> _Instructions for the task_: Look through the entries below for the line that contains "Serialize everything readable", then set down that line and each one after it exactly, through the last.

> _Listed records_:
※ ※ ※

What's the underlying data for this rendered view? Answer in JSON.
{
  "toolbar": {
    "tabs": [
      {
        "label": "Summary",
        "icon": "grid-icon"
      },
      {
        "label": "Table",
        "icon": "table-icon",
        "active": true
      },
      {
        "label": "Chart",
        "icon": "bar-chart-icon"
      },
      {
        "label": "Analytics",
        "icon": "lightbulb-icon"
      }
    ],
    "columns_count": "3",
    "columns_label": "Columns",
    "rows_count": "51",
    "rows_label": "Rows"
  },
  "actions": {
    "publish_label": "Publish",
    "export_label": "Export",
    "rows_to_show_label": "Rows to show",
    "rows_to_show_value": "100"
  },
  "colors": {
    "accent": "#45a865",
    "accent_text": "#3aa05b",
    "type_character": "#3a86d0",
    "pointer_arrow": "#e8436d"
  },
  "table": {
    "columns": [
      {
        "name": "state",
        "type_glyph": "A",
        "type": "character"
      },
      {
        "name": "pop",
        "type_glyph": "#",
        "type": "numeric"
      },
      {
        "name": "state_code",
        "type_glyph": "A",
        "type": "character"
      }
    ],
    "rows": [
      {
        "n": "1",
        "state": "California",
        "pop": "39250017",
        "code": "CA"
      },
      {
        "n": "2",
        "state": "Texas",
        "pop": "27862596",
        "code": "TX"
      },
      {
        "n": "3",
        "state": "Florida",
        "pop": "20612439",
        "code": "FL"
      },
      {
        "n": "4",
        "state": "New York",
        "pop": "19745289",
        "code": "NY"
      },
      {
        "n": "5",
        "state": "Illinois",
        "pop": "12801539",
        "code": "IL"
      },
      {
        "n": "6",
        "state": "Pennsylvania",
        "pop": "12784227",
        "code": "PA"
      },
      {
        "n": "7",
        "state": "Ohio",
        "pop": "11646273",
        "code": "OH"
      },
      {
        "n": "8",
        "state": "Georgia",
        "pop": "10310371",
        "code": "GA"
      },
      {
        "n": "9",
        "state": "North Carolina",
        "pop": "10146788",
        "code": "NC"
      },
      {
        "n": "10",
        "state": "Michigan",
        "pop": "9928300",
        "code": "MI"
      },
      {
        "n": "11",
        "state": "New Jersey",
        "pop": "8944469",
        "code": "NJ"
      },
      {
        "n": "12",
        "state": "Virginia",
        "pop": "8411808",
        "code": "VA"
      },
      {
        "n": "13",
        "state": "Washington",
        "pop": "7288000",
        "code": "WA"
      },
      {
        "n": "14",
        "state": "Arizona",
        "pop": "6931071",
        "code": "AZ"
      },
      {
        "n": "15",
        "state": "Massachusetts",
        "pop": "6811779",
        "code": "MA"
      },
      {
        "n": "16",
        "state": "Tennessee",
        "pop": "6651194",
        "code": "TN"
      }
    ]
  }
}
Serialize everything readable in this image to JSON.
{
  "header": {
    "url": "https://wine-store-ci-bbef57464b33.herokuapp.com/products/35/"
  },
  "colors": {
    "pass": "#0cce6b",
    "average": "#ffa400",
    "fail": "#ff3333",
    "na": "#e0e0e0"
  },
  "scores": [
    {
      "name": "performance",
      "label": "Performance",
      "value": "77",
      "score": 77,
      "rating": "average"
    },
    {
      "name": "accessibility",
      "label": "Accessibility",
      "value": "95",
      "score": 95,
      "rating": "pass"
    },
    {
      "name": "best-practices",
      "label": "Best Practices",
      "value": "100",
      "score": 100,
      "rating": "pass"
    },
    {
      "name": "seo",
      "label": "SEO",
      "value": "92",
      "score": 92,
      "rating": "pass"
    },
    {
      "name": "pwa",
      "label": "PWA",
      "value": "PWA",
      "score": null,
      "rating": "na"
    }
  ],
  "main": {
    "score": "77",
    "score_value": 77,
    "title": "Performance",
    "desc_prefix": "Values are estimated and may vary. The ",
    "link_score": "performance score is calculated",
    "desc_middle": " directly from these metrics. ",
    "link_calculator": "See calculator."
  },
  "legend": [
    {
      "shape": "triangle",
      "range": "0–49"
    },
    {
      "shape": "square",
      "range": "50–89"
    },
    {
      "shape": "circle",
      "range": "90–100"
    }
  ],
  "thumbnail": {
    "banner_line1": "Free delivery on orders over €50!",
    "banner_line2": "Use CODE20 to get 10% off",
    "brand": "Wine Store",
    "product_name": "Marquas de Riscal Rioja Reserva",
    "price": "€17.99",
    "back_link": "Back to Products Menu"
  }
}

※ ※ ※

> _Written response_:
Serialize everything readable in this image to JSON.
{
  "header": {
    "url": "https://wine-store-ci-bbef57464b33.herokuapp.com/products/35/"
  },
  "colors": {
    "pass": "#0cce6b",
    "average": "#ffa400",
    "fail": "#ff3333",
    "na": "#e0e0e0"
  },
  "scores": [
    {
      "name": "performance",
      "label": "Performance",
      "value": "77",
      "score": 77,
      "rating": "average"
    },
    {
      "name": "accessibility",
      "label": "Accessibility",
      "value": "95",
      "score": 95,
      "rating": "pass"
    },
    {
      "name": "best-practices",
      "label": "Best Practices",
      "value": "100",
      "score": 100,
      "rating": "pass"
    },
    {
      "name": "seo",
      "label": "SEO",
      "value": "92",
      "score": 92,
      "rating": "pass"
    },
    {
      "name": "pwa",
      "label": "PWA",
      "value": "PWA",
      "score": null,
      "rating": "na"
    }
  ],
  "main": {
    "score": "77",
    "score_value": 77,
    "title": "Performance",
    "desc_prefix": "Values are estimated and may vary. The ",
    "link_score": "performance score is calculated",
    "desc_middle": " directly from these metrics. ",
    "link_calculator": "See calculator."
  },
  "legend": [
    {
      "shape": "triangle",
      "range": "0–49"
    },
    {
      "shape": "square",
      "range": "50–89"
    },
    {
      "shape": "circle",
      "range": "90–100"
    }
  ],
  "thumbnail": {
    "banner_line1": "Free delivery on orders over €50!",
    "banner_line2": "Use CODE20 to get 10% off",
    "brand": "Wine Store",
    "product_name": "Marquas de Riscal Rioja Reserva",
    "price": "€17.99",
    "back_link": "Back to Products Menu"
  }
}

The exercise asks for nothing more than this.